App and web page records
<<<<

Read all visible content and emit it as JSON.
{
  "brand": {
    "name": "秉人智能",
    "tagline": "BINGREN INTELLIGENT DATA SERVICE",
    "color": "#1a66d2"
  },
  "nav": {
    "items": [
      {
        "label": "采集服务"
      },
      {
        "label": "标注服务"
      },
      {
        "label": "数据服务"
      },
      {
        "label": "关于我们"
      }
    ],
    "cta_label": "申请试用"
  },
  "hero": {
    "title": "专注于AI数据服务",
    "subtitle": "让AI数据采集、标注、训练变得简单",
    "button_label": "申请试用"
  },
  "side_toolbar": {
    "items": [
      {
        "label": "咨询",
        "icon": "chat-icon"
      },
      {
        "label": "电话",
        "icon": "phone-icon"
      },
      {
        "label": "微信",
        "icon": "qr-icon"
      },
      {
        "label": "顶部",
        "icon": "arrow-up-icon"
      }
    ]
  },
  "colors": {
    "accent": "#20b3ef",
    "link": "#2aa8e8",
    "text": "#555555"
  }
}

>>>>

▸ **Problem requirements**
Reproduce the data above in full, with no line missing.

▸ **Result**
Read all visible content and emit it as JSON.
{
  "brand": {
    "name": "秉人智能",
    "tagline": "BINGREN INTELLIGENT DATA SERVICE",
    "color": "#1a66d2"
  },
  "nav": {
    "items": [
      {
        "label": "采集服务"
      },
      {
        "label": "标注服务"
      },
      {
        "label": "数据服务"
      },
      {
        "label": "关于我们"
      }
    ],
    "cta_label": "申请试用"
  },
  "hero": {
    "title": "专注于AI数据服务",
    "subtitle": "让AI数据采集、标注、训练变得简单",
    "button_label": "申请试用"
  },
  "side_toolbar": {
    "items": [
      {
        "label": "咨询",
        "icon": "chat-icon"
      },
      {
        "label": "电话",
        "icon": "phone-icon"
      },
      {
        "label": "微信",
        "icon": "qr-icon"
      },
      {
        "label": "顶部",
        "icon": "arrow-up-icon"
      }
    ]
  },
  "colors": {
    "accent": "#20b3ef",
    "link": "#2aa8e8",
    "text": "#555555"
  }
}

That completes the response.